I spent a few weeks in Hawaii last month and came away with a deeper appreciation for the extensive range capacity of air travel. The inhabited Hawaiian islands are some of the most isolate lands in the world. They are surrounded by roughly 2,500 miles of Pacific Ocean in any direction. This geography alone, makes air travel a primary mode of transportation.
While large commercial airliners carry passengers from the West coast of the United States, Japan and elsewhere, smaller aircraft service the significant inter-island travel. The inter-island carriers are reminiscent of intercontinental carriers in Europe, where average flight times are under an hour. However, in Hawaii, travel between islands is the sole provenance of air travel.
Several years ago, under the state’s previous administration, an inter-island passenger ship ferried people and their vehicles from Oahu to Maui. Yet a wounded economy and local environmental concerns sank the passenger boat service business.There are harbors, of course on each island, yet only a few have deep-water ports for large cargo ships. Several of the islands also have more than one airfield.
On Maui for instance, the main airport is in Kahului (OGG) which is centrally located in the valley isle. After Hawaii island or the Big Island, as it’s called, Maui is the next largest island in the chain. On the Western side of Maui, near the town of Lahaina - a major source of tourism - is the Kapalua airport (JHM). On the opposite side in the island, is the Hana airport (HNM). Both of these airports are limited in their capacity to receive traffic from 737’s and Airbuses, but they are prime landing strips for smaller business aircraft.
Likewise, on nearby Molokai, the main airstrip is at Hoolehua (MKK) is centrally located. But on the isolated north shore of the isle, is the Kalaupapa runway (LUP). This runway solely services the national park, which has the world’s tallest sea cliffs and rich history as former leprosy settlement founded by the recently canonized, Father Damien. Access to the park is limited, air traffic to the seashore strip is also rare.
The volcanic Hawaiian islands boast stunning views of green mountains that rise up directly from the sea. This terrain, like many other places in the world, is best navigated by nimble aircraft capable of landing on a limited footprint. Business aircraft has proven time and time again to place passengers safely in some of the world’s most exotic locations. Given the opportunity, would you rather step off the runway and into a giant terminal, or directly onto a distant shore?

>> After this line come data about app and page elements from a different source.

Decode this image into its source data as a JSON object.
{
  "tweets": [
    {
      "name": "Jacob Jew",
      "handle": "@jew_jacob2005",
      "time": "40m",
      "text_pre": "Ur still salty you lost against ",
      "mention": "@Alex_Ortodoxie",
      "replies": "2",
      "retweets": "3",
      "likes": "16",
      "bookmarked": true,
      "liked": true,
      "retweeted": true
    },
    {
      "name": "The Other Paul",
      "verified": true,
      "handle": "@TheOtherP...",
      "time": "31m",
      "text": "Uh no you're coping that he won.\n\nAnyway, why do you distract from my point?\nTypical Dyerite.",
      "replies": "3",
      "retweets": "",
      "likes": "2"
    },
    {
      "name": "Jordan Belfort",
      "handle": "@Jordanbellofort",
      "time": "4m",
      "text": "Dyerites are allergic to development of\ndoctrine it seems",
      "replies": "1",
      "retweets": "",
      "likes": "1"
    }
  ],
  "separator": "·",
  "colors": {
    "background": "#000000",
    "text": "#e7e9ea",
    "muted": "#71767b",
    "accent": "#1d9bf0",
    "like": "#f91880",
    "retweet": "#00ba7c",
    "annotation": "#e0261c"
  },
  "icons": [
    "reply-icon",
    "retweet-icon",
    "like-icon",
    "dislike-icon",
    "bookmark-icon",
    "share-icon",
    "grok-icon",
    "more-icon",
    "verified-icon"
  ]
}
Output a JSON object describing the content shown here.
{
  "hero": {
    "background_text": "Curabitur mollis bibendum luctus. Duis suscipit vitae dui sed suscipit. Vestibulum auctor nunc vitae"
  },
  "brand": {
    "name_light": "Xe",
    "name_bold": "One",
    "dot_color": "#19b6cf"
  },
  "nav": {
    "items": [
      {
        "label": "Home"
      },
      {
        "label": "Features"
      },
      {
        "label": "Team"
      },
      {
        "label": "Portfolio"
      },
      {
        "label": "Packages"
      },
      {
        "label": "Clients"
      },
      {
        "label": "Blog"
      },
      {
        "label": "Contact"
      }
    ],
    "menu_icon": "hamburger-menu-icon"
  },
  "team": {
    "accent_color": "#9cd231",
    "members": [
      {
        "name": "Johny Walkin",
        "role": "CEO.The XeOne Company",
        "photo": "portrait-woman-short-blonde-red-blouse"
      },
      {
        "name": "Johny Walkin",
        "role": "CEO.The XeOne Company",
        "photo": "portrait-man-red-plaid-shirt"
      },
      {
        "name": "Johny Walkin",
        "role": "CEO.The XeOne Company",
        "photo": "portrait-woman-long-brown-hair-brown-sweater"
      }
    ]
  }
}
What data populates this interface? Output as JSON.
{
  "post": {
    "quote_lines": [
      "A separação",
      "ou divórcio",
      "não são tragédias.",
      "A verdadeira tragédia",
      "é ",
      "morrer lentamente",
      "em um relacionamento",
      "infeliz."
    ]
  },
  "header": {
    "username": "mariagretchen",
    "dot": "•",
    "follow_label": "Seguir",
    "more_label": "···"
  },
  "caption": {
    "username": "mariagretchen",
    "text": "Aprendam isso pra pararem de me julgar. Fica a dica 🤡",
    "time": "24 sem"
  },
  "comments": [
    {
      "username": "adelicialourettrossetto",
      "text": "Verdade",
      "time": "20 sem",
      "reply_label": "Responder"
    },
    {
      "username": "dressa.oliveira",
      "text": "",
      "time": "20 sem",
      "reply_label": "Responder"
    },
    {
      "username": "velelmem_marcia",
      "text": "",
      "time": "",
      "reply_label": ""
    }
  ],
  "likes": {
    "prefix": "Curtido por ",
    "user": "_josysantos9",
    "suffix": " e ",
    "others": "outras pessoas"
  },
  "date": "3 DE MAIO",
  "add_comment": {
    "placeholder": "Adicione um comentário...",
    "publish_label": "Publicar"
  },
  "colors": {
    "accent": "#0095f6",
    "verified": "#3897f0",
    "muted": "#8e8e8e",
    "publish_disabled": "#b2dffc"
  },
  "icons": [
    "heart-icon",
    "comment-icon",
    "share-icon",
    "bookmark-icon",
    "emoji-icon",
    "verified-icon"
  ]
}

BAN is a member supported community. We need your financial support. Please Support Business Aviation Network. All funds go directly to offset operating cost. Thank you!